Bad Bunny is exhausted. Dressed in a bright orange hoodie, John Lennon-style shades, a white cap and his trademark single earring, he stands out in the crowd of bundled-up guests at the upscale East hotel on an uncharacteristically chilly day in Miami, but his face remains mostly hidden. He has managed to make it into the hotel’s elevator without being recognized and leans on a wall to close his eyes for a few seconds of rest.
“I haven’t slept in three nights,” he warns as he sits down at the hotel restaurant. “I may fall asleep.”

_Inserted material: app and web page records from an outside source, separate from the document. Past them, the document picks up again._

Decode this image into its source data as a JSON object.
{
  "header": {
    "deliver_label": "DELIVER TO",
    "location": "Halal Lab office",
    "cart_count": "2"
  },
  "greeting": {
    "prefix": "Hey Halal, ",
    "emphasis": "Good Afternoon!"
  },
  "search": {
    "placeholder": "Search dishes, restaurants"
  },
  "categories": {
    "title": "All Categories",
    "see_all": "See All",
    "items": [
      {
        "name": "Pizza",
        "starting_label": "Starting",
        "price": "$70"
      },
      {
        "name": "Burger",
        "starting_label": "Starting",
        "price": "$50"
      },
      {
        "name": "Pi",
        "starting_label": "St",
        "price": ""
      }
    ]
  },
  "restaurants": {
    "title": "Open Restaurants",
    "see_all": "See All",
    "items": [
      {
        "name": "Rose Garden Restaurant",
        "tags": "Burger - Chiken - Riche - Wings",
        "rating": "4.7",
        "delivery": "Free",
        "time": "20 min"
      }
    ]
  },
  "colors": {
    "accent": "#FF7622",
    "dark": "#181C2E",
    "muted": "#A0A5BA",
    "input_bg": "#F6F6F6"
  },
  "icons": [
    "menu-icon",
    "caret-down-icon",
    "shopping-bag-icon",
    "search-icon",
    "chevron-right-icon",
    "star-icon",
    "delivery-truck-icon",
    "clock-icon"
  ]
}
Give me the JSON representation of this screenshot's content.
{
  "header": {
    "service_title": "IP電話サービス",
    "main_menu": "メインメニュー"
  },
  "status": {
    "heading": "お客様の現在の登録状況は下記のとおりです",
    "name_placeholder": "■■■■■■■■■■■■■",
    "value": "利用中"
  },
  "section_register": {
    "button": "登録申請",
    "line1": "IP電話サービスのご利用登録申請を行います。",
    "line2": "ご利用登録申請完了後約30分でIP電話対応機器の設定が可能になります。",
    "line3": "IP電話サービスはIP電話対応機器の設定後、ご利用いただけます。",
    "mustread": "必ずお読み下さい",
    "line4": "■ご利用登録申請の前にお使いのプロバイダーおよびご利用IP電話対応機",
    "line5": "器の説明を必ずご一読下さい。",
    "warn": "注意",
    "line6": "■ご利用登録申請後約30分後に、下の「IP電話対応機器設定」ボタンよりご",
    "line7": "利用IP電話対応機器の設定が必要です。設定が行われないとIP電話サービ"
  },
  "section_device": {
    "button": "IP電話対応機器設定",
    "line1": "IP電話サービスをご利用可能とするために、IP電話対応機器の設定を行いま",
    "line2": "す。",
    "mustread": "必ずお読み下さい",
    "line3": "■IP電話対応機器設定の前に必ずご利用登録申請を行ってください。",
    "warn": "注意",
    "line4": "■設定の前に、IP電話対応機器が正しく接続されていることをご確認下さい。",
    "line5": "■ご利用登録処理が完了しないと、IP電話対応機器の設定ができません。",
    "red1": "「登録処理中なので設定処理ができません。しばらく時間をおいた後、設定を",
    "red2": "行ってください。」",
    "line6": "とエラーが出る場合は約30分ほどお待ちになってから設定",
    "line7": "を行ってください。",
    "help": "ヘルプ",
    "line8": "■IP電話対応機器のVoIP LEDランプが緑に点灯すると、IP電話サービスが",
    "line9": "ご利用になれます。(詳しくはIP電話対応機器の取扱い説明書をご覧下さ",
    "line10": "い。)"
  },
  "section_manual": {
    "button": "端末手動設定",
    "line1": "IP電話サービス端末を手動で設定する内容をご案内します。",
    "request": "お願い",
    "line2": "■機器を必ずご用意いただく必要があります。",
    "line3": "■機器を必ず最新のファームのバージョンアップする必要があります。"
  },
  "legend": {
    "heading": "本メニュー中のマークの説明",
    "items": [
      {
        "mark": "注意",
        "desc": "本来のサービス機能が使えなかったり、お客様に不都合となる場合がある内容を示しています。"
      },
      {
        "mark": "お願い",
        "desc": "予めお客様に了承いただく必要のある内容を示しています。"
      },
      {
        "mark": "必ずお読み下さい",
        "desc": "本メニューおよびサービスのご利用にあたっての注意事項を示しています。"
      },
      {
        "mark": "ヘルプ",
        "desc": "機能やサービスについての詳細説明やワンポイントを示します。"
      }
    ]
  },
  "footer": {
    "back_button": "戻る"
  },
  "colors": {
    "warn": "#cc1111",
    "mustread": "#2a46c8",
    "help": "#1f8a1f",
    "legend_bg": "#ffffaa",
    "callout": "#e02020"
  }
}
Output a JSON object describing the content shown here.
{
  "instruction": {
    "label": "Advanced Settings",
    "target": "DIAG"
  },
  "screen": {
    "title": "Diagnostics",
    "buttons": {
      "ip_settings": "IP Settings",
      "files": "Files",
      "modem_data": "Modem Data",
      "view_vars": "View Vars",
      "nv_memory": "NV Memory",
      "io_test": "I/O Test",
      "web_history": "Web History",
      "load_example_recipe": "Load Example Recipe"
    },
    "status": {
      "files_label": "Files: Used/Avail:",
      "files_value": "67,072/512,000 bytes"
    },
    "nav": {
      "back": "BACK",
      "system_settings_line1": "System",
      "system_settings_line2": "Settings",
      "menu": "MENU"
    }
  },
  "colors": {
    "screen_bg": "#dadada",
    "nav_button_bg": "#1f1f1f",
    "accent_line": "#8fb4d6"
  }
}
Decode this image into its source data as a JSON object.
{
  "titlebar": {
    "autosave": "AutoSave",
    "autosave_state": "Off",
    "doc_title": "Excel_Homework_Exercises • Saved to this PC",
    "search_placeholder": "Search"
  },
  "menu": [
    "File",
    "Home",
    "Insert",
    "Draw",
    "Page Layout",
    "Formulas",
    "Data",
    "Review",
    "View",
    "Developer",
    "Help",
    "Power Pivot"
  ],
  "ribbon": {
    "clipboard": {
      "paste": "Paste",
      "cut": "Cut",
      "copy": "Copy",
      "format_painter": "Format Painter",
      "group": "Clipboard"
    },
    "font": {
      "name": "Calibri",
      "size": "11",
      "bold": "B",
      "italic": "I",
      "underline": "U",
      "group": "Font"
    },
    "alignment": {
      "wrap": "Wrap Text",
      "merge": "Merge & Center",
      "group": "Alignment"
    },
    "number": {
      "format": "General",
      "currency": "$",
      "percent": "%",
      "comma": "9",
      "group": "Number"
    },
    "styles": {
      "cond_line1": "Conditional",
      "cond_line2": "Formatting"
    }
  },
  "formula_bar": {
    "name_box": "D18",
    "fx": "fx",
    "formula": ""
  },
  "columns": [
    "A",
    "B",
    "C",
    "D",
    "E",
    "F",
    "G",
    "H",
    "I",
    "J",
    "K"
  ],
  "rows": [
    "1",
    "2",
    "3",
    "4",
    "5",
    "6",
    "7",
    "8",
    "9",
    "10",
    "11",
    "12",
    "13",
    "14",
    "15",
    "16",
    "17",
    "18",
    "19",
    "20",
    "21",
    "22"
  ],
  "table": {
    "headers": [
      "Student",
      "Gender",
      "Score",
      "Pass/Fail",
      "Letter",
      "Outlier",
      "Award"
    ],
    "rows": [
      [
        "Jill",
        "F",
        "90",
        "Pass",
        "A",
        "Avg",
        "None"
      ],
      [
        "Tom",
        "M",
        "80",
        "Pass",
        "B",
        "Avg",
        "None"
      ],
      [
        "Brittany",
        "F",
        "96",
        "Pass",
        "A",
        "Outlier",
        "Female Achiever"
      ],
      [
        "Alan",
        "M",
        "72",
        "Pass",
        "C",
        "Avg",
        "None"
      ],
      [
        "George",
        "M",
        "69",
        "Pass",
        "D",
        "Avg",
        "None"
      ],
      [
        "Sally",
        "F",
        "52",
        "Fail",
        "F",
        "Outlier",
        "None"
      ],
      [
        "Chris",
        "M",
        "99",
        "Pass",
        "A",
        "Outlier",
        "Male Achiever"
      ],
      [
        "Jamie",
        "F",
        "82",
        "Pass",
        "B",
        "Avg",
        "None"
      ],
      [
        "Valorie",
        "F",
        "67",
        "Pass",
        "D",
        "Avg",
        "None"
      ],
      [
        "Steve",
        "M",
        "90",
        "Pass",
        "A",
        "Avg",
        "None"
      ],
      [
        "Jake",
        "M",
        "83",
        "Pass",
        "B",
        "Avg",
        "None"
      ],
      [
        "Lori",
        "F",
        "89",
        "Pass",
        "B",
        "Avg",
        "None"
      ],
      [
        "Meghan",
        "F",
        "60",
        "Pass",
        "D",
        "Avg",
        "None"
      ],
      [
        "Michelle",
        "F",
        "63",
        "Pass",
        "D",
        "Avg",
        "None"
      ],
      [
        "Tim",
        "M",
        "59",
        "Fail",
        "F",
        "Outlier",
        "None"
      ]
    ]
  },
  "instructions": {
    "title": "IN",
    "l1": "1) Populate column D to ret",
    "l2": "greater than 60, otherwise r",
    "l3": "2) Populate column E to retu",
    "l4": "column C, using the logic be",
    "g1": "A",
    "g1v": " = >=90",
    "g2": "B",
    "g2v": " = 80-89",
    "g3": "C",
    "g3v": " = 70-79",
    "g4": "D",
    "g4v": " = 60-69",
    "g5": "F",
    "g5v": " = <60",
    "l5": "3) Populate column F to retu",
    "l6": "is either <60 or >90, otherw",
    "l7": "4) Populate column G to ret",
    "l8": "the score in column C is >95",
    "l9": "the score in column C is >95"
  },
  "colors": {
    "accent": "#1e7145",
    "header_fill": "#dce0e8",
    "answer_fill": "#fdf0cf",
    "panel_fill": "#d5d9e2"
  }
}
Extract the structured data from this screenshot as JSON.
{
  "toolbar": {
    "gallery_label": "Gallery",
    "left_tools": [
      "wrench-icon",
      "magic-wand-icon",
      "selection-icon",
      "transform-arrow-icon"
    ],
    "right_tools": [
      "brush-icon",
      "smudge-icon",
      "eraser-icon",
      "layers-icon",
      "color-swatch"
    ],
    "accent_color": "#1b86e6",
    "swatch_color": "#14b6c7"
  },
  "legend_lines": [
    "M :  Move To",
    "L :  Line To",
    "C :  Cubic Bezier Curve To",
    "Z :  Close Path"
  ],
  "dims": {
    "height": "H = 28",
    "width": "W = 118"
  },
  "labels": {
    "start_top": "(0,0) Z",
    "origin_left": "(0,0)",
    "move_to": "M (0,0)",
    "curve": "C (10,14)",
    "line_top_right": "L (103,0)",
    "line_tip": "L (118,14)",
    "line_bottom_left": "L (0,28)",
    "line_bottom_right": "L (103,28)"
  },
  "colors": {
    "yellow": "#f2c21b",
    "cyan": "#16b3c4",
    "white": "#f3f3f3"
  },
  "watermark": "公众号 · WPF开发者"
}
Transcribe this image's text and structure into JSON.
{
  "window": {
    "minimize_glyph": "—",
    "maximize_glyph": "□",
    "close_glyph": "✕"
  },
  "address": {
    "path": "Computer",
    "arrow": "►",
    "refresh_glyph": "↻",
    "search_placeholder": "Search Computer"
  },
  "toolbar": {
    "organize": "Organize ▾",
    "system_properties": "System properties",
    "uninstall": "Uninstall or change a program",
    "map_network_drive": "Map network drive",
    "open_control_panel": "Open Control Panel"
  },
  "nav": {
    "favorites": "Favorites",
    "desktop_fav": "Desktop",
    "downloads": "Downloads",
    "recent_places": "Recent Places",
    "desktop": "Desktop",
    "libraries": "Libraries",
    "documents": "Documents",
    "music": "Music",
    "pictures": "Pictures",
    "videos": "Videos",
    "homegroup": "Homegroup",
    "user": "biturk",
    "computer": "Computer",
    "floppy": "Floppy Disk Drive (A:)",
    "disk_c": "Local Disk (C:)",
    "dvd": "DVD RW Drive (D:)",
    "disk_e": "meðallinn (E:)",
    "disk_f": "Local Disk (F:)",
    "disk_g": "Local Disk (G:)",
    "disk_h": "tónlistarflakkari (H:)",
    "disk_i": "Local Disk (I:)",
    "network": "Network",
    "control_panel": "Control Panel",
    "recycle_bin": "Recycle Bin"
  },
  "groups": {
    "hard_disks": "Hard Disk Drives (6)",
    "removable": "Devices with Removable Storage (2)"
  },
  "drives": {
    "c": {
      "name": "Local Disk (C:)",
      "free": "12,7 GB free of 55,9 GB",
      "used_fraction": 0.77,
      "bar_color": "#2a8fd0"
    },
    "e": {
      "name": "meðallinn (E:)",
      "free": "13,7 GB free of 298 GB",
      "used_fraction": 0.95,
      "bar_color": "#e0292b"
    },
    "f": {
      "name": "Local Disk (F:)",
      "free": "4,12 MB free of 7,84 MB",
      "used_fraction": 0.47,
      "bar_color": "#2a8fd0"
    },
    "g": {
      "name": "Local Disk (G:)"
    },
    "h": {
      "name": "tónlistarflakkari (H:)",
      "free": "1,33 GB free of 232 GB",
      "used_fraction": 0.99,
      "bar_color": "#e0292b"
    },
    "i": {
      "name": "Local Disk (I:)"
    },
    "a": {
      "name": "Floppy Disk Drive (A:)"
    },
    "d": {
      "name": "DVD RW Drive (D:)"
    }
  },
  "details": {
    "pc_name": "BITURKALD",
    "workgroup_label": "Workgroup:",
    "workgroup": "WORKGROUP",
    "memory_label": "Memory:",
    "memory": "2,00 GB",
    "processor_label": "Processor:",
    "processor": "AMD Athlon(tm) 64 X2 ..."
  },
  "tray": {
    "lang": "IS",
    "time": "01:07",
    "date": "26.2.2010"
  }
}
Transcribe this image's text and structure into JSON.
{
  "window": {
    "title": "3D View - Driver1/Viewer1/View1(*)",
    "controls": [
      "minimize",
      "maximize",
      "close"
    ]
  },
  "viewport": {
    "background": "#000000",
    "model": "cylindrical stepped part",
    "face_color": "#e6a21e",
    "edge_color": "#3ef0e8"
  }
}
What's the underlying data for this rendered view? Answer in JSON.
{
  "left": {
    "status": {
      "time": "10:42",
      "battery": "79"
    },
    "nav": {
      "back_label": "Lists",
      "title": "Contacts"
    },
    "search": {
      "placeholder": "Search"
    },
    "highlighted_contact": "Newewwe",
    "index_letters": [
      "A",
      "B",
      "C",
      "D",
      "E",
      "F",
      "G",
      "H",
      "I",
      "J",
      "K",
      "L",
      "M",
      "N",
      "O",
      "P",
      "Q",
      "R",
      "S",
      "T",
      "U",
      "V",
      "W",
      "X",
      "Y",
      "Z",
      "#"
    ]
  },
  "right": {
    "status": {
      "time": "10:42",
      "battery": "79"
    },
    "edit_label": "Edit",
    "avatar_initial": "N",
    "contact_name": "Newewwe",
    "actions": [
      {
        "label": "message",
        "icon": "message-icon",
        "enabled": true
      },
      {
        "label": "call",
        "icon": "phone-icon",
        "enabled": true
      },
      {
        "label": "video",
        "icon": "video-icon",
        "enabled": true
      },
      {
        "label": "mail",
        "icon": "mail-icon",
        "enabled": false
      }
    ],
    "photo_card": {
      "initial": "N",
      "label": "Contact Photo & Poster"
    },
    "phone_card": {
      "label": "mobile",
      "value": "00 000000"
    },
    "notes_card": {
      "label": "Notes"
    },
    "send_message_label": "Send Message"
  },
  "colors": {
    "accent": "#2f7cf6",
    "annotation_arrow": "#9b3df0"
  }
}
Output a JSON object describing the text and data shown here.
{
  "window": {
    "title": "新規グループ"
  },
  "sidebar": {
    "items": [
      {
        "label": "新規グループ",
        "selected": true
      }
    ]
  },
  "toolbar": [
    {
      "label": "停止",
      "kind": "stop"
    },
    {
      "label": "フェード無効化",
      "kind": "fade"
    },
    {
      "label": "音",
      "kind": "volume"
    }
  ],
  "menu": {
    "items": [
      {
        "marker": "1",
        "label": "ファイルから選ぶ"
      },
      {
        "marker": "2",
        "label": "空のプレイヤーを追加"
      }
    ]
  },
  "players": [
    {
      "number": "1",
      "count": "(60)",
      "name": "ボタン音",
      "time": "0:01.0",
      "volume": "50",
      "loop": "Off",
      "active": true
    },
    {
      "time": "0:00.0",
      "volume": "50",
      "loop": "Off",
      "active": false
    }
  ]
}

Lately, Bad Bunny’s life has been moving at an accelerated pace. In 2016, the 23-year-old rapper (born Benito Antonio Martínez Ocasio in San Juan, Puerto Rico) was bagging groceries at a supermarket after dropping out of the University of Puerto Rico to pursue music. He worked and produced beats on the side for other local artists, and uploaded his own songs onto SoundCloud and YouTube. By this past November, he was performing with J Balvin at the Latin Grammy Awards, where the duo were nominated for their hit “Si Tu Novio Te Deja Sola” — one of 15 Bad Bunny singles to chart on Billboard’s Hot Latin Songs tally in 2017, raising sky-high expectations for his next release.
In the process, he has become one of the most recognizable faces of the burgeoning Latin trap movement and an architect of where it’s headed. Unlike the bouncing reggaetón rhythms that global audiences have learned to associate with Puerto Rico during the past decade (thanks to Daddy Yankee and Luis Fonsi, among others), Latin trap is more firmly rooted in staccato hip-hop beats, and its vocalists do more rapping than singing. Bunny’s deep-voiced, slurred delivery is instantly recognizable within the genre, which spun off of Atlanta-style trap music. “Trap is new,” he says. “It didn’t start yesterday, but when I was 5, it didn’t exist — not even in the U.S. I’ve evolved with the music.”
Bad Bunny photographed on Dec. 11, 2017 at El Tucán in Miami. Mary Beth Koeth
Bad Bunny began producing around age 13 or 14. “I would get out of school and go straight to my computer to create beats,” he says. “If I went out to play basketball with other kids, when I came home I’d shower and go right back to the computer again. If there was a birthday party or a family activity, I would take my laptop and spend the whole day there.”
His rising fame led to a deal with a local label, Hear This Music, in 2016. He spent the next 18 months recording features with many of Latin music’s biggest names, including Wisin, Ozuna, Prince Royce and Daddy Yankee. Like Nicki Minaj early in her career, his verses have become hot commodities before he has released a full-length album. He plans to continue this pattern in 2018, releasing singles and features instead of devoting time to recording a proper LP just yet. “I don’t want to make an album in a hurry — it takes time,” he says. Since late 2017, he has hosted Trap Kingz, the first Spanish-language show on Apple Music’s Beats 1 radio, where he plays peers like Farruko, Noriel and De La Ghetto.
In markets like Miami and Puerto Rico, Bad Bunny says he’s frequently mobbed by fans. “The first time, you don’t believe it,” he says. “It feels good for people to know you — but sometimes you’re not in that mood. I like being comfortable at airports, in flip-flops with no jewelry on. Then someone asks you for a photo.”
He has spent a lot of time in airports during the past year. Running through a list of countries where he has performed recently — England, Italy, Switzerland — the bags under his eyes become more pronounced. Then he recognizes an old friend at the other end of the restaurant and breaks a smile for the first time. “I was in Memphis, then I went down to Peru. I got back and I’m working again,” says Bad Bunny when he approaches. “Doing what you love,” responds his friend. They slap hands goodbye, and Bad Bunny sinks back into his chair.